A poetic fable about an immigration system not dissimilar to the UK’s own, Sami Ibrahim’s A Sudden Violent Burst of Rain uses a fairytale premise to dissect the realities of the hostile environment. Utilising dreamy movement, storytelling and direct address, this story feels both other-worldly and pointedly terrestrial.
A refugee from a far-flung land, Elif has secured a job shearing sheep to make clouds. As her circumstances change, and the country she inhabits shows itself to be less and less welcoming, she sets off on a quest to gain citizenship from the King. More Grimm than Disney, her story takes darker and more sinister turns, as reality begins to creep in to the initial fantasy.
Sara Hazemi gives a strong, nuanced performance as Elif. Progressing from a wide-eyed teenager to a harassed single mother, her movement and delivery are compelling throughout.

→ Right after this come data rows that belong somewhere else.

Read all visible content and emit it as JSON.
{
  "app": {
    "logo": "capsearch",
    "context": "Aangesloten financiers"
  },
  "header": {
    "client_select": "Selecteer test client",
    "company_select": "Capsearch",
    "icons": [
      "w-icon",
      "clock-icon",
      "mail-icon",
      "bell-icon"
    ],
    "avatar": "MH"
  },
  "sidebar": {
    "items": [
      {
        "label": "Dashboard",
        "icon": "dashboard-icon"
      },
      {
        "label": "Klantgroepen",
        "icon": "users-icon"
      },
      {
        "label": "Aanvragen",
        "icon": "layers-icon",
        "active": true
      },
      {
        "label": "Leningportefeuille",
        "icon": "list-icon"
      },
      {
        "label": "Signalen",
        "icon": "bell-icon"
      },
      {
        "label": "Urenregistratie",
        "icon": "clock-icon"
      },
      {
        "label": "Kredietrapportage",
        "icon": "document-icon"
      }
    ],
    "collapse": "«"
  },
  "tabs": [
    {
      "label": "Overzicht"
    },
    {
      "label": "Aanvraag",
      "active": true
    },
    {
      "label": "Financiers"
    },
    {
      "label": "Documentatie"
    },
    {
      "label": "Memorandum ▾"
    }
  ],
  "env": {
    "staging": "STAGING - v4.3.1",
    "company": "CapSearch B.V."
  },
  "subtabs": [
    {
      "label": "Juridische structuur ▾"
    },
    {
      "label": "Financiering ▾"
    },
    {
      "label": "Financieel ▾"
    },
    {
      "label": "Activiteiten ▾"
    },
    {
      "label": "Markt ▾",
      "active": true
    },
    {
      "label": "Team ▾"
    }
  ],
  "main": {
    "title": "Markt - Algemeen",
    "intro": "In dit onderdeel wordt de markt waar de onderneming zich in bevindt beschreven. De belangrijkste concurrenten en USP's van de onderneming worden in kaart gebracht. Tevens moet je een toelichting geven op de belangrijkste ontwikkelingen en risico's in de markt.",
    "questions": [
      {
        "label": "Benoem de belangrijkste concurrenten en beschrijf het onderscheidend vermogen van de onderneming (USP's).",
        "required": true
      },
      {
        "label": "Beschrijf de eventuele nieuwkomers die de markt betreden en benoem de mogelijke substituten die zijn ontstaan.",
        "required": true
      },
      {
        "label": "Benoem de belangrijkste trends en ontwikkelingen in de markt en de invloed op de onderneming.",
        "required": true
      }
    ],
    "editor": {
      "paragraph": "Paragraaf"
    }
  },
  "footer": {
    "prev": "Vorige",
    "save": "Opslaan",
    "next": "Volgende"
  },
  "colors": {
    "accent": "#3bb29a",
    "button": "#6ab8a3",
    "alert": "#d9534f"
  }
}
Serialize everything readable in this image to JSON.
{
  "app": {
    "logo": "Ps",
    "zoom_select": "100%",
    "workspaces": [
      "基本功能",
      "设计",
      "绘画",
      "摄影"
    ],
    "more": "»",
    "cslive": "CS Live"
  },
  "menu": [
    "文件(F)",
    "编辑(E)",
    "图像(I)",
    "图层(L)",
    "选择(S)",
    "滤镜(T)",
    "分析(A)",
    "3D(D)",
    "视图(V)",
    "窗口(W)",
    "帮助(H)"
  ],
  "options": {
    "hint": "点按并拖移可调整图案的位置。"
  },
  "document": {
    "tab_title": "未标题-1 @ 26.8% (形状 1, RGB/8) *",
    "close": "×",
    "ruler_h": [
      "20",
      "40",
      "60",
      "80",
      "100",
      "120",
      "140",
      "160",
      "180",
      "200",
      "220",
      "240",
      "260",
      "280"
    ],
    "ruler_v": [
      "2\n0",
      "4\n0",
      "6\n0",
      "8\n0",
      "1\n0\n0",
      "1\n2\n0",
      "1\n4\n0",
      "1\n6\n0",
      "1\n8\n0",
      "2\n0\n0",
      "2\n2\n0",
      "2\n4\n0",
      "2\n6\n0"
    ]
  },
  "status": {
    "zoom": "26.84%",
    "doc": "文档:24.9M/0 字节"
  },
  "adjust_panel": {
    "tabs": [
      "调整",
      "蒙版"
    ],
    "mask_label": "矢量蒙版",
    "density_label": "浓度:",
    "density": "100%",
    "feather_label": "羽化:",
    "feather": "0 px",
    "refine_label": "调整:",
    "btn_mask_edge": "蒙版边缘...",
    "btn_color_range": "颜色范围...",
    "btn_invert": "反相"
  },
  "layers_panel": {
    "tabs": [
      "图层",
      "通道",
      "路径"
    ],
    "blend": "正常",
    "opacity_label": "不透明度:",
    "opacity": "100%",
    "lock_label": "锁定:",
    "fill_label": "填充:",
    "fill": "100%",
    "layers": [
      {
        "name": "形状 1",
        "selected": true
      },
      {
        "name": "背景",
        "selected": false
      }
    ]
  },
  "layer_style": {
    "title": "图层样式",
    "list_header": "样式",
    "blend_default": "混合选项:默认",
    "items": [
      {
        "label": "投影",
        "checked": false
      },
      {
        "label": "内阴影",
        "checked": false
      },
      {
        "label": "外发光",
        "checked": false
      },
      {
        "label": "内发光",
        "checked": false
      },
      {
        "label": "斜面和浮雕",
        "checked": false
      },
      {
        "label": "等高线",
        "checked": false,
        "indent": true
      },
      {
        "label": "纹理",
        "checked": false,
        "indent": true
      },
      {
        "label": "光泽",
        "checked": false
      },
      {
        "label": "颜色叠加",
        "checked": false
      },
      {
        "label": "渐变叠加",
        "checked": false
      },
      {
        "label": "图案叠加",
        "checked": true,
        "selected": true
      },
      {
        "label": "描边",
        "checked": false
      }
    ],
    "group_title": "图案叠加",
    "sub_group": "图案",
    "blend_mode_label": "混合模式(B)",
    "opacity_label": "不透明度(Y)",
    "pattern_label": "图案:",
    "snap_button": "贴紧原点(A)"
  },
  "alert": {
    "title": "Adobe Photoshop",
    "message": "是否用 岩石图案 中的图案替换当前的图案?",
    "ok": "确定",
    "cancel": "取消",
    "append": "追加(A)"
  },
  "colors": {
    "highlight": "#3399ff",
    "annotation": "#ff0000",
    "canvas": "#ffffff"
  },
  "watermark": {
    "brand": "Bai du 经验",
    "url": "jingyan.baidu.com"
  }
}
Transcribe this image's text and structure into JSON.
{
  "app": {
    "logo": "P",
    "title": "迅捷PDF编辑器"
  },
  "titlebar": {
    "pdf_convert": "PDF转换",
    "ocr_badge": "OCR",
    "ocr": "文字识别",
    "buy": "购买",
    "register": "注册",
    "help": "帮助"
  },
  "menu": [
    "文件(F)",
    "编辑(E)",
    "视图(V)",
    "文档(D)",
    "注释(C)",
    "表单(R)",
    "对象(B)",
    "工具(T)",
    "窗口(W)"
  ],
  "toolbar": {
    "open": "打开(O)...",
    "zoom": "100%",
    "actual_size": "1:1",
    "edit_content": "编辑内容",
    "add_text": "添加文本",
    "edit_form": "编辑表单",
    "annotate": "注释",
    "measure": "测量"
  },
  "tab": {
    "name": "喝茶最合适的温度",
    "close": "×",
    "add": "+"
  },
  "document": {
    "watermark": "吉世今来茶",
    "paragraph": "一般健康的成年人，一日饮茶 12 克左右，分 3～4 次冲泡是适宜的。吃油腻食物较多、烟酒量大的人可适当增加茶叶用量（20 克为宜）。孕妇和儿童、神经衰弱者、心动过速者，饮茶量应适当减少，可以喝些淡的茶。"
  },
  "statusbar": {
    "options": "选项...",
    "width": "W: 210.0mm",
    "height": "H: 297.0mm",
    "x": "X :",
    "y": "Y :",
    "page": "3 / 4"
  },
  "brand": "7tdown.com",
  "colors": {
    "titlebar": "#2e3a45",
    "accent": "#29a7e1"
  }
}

As Elif’s haughty landlady and daughter, Lily, Princess Khumalo brings sincerity to her roles, with pithy asides to the audience that break through the mythology. As Elif’s faithless lover, and later a fellow refugee, Samuel Tracy is persuasive and engaging.
There is much to recommend this production, from Ryan Dawson Laight’s cleverly constructed design to Yasmin Hafesji’s thoughtful direction. Ibrahim’s text lacks pace at times, but the inventive allegorical elements and range of characters gives the narrative punch. Once the fantasy of the piece begins to give way to a more representative style, some of the magic is lost, and the latter part of the play feels somewhat heavy with references. That said, it is an astute and intelligent story with plenty for the audience to take away.
By Deborah Klayman
A Sudden Violent Burst of Rain plays at Summerhall, Edinburgh until 27th August 2022 (not 21st or 23rd).